- [Aim of the task]:
Go over the data and copy out each line with "first" in it.

- [Data supplied]:
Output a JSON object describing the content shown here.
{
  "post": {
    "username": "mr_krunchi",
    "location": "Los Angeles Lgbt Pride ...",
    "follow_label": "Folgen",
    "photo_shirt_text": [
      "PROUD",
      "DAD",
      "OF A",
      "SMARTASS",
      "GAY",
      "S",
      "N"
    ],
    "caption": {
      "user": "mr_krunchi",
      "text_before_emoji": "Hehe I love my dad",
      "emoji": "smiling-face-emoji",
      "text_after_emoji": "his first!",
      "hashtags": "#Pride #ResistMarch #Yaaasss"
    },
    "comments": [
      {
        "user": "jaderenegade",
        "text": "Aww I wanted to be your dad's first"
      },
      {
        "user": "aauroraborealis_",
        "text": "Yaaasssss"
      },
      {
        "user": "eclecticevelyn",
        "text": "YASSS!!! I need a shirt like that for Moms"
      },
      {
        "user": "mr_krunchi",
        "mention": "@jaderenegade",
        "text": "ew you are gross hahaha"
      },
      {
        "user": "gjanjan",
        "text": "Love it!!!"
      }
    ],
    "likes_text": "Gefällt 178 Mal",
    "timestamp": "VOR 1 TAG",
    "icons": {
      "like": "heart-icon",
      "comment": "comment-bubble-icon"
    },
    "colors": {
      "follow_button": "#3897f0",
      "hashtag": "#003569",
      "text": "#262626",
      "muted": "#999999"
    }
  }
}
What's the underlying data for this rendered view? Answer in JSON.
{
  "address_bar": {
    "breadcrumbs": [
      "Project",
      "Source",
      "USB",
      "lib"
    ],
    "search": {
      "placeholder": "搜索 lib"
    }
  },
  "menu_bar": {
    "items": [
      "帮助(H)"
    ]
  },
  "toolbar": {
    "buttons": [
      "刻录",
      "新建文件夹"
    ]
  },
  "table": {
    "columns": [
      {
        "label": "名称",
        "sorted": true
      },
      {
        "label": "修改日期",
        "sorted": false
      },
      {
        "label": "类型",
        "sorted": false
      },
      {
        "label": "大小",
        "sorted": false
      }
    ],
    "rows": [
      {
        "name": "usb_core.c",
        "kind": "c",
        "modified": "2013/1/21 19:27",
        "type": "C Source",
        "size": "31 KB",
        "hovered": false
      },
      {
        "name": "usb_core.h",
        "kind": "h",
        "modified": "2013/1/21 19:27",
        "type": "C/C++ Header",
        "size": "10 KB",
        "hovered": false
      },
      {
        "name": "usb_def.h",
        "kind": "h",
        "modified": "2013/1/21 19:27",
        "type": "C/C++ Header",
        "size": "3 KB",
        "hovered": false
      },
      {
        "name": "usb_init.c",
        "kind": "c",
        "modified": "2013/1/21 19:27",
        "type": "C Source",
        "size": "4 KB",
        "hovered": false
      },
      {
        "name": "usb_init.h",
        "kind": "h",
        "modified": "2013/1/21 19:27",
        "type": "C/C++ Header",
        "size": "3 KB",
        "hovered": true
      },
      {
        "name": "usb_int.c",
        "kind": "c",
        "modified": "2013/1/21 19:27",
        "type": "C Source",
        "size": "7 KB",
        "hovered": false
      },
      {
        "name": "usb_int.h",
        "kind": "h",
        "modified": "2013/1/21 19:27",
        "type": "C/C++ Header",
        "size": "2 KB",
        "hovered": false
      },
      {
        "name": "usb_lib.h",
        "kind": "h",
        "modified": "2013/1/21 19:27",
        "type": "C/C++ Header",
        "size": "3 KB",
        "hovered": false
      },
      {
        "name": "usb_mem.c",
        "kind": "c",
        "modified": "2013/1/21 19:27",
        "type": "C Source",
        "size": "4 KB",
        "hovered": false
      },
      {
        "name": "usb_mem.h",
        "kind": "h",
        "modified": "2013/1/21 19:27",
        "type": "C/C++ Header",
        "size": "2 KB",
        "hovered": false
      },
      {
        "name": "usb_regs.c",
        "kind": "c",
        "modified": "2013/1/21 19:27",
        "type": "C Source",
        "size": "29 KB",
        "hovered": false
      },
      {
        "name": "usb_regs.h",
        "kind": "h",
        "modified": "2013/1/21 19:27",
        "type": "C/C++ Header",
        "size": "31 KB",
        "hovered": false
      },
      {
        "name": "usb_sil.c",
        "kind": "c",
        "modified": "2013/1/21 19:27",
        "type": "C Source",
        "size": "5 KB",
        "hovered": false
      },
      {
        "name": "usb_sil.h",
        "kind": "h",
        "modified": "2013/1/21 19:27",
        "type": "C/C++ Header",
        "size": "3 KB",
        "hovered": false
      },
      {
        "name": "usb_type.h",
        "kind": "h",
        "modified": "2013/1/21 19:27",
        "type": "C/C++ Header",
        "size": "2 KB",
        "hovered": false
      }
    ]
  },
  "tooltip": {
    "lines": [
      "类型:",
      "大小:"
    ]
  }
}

- [Answer below]:
      "text_after_emoji": "his first!",
        "text": "Aww I wanted to be your dad's first"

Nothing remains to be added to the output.